*YOUR TASK:*
Lines holding the string "data" are the ones to copy from this listing.

*LISTED ENTRIES:*
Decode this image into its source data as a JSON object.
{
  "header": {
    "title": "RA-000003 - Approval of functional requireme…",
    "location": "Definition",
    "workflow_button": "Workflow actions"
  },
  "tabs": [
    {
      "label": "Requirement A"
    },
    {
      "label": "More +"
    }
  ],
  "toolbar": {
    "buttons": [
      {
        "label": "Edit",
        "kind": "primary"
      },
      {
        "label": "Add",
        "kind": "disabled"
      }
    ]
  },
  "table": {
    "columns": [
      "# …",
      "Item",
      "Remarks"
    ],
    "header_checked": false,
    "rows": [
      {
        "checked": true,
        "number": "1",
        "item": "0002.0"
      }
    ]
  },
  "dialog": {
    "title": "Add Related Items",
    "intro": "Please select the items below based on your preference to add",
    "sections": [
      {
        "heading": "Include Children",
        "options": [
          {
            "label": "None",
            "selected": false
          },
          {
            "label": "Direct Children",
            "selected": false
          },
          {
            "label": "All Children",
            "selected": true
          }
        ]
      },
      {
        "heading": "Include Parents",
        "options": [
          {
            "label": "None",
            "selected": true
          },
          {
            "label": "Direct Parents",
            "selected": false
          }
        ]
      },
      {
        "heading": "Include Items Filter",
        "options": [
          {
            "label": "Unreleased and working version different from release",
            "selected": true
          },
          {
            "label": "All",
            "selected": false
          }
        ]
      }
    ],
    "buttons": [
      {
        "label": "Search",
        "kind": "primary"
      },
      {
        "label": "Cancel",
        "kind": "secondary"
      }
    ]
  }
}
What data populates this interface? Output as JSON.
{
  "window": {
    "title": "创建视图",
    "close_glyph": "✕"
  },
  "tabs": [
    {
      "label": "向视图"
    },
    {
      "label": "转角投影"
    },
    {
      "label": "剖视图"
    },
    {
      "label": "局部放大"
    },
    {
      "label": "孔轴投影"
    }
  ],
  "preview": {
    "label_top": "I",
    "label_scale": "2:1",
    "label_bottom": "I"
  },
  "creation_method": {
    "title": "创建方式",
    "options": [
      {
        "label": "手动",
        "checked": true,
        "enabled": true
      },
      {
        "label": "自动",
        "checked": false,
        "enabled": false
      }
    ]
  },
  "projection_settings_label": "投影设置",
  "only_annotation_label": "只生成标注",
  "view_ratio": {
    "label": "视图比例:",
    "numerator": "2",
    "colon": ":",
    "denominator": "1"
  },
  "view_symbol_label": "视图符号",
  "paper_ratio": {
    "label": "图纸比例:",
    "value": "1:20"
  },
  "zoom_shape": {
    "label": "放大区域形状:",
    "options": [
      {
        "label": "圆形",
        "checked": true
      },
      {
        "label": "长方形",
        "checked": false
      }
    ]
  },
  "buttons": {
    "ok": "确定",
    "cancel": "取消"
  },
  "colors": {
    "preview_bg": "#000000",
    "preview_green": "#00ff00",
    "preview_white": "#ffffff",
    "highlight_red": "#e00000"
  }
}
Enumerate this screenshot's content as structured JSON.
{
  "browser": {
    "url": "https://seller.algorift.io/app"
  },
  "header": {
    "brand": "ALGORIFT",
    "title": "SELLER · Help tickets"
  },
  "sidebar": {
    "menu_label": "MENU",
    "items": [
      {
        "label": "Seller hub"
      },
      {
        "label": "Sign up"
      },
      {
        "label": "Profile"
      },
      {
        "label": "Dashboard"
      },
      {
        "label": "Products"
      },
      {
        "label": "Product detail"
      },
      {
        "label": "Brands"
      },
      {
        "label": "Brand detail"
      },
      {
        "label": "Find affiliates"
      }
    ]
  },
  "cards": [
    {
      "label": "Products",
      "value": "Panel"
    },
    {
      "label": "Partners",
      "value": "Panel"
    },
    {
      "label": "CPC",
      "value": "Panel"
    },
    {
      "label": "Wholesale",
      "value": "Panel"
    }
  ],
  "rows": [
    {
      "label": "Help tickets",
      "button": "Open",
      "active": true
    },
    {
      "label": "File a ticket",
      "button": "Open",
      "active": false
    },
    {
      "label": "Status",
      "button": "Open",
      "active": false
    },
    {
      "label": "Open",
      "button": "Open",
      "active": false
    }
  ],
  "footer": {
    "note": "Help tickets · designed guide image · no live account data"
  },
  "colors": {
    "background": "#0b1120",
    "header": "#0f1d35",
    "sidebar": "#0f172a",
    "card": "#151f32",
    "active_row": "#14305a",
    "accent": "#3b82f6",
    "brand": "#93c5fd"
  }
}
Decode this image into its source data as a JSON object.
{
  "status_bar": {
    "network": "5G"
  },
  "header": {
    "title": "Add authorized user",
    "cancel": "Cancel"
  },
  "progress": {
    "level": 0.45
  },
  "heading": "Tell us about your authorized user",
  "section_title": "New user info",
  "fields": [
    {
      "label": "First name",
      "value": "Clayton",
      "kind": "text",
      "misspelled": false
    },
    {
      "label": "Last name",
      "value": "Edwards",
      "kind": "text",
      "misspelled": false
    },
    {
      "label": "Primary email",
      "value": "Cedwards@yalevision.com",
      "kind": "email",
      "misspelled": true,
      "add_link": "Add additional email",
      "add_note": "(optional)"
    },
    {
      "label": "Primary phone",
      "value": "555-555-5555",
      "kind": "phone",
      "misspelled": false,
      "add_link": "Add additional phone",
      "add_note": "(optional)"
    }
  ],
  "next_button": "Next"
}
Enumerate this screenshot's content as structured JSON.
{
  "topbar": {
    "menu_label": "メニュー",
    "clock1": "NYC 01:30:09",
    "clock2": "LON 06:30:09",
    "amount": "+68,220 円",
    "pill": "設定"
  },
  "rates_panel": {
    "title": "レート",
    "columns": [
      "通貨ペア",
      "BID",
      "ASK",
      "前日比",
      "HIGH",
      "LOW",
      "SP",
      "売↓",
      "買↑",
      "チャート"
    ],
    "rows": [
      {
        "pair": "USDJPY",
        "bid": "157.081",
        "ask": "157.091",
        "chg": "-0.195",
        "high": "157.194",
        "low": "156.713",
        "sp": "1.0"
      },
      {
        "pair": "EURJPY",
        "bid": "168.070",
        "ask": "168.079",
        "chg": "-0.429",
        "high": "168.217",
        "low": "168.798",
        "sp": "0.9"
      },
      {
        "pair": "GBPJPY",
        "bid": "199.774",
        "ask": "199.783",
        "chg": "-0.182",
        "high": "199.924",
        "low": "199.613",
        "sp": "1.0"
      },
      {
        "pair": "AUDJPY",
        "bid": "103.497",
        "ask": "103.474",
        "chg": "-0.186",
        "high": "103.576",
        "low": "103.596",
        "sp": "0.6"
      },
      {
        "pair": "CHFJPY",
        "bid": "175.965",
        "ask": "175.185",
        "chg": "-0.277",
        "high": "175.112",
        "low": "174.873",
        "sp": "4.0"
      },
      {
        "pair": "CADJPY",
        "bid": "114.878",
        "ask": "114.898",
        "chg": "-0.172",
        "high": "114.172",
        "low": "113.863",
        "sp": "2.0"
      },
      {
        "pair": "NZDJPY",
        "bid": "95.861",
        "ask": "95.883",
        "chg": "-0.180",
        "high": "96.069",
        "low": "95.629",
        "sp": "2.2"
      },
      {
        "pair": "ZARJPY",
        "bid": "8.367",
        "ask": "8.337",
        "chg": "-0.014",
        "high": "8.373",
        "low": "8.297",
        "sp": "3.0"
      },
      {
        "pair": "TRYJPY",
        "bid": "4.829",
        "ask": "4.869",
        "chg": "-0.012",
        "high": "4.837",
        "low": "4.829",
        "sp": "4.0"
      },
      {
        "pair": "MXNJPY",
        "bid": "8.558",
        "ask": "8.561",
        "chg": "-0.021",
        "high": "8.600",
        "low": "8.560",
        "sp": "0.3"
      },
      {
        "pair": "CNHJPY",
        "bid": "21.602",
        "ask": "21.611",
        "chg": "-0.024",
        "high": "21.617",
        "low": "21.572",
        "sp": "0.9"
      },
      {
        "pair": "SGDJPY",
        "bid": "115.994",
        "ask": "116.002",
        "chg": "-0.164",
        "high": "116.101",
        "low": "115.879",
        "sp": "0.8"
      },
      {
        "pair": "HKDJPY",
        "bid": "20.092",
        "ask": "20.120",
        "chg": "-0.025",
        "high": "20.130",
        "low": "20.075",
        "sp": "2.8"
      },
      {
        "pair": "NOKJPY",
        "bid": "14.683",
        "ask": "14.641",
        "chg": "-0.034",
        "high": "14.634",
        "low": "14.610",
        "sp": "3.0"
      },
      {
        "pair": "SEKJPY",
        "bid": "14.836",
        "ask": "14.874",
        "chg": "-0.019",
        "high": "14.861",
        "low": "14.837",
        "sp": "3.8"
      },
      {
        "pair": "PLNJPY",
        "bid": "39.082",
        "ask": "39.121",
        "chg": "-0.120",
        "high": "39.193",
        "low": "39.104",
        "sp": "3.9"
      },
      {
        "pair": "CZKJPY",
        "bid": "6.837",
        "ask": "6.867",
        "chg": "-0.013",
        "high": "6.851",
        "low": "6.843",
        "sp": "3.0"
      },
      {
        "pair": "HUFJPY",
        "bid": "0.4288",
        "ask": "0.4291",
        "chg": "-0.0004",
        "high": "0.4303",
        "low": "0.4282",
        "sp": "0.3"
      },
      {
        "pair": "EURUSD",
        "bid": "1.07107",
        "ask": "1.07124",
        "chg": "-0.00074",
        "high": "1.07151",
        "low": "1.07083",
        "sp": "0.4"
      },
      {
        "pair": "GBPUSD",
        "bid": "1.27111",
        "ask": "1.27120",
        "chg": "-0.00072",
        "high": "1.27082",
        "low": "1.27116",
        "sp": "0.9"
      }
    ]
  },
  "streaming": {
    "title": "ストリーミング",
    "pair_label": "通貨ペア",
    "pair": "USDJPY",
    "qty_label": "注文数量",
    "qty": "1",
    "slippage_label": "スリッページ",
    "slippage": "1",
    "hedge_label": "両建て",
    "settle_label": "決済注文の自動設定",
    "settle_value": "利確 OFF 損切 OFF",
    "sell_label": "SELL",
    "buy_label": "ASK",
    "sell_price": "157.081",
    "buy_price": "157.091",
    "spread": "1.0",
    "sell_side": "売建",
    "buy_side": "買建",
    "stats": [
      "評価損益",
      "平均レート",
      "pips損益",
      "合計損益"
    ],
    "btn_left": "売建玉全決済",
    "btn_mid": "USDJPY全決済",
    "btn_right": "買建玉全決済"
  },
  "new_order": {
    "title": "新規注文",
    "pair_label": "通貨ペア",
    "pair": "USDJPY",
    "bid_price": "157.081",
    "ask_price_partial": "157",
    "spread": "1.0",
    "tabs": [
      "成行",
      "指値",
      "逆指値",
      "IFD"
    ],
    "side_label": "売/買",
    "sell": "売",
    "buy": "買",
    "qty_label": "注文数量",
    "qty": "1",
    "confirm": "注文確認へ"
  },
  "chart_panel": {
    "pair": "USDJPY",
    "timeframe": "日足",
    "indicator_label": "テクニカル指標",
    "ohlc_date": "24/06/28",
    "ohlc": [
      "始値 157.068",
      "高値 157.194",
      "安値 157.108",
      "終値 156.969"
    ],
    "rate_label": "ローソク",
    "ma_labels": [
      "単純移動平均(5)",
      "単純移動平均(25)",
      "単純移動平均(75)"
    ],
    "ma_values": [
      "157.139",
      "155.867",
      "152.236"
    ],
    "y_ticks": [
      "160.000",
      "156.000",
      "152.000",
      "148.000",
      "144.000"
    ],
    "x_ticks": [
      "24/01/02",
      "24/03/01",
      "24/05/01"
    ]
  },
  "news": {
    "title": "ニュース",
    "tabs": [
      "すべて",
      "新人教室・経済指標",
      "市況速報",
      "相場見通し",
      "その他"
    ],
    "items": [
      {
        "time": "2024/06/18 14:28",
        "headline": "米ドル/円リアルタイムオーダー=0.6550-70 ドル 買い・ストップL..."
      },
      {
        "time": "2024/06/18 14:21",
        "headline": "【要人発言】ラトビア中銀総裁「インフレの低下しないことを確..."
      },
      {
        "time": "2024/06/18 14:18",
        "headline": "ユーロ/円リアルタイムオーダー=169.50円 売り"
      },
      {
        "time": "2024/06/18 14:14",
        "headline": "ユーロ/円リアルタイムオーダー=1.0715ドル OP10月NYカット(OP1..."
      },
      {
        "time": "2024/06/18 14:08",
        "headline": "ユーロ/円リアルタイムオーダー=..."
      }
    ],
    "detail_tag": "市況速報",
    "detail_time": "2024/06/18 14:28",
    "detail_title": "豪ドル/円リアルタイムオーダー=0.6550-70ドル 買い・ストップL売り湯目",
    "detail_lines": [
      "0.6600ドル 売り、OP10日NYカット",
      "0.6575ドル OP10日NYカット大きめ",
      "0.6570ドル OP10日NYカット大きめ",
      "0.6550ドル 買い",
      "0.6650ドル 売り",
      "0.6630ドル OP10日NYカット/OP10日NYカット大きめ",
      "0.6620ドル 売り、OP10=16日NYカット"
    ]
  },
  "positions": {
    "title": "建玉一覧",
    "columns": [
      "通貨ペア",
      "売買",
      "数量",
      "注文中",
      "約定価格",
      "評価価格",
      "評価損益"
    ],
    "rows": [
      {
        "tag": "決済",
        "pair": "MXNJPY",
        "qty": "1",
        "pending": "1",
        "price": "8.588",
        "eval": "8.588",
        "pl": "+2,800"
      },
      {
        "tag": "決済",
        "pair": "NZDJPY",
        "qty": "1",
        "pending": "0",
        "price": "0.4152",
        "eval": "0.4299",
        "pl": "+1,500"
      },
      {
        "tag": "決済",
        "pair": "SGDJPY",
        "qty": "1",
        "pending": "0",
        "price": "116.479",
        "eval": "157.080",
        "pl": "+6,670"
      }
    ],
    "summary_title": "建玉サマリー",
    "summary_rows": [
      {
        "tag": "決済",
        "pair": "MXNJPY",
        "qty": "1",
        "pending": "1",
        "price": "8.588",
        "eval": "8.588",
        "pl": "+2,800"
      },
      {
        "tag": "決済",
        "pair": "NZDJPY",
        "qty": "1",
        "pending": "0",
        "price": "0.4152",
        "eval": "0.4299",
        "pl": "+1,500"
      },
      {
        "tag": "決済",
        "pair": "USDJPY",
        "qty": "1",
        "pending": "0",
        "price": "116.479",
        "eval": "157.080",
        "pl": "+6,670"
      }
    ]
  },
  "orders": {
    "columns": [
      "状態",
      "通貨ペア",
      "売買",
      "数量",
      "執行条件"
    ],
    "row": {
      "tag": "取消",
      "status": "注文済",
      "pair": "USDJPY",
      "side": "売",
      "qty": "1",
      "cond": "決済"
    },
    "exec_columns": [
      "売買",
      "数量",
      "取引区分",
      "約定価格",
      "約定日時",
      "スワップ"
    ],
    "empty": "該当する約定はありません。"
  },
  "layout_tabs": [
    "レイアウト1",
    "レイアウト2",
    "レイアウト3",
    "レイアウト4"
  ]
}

*RESPONSE:*
Decode this image into its source data as a JSON object.
What data populates this interface? Output as JSON.
    "note": "Help tickets · designed guide image · no live account data"
Decode this image into its source data as a JSON object.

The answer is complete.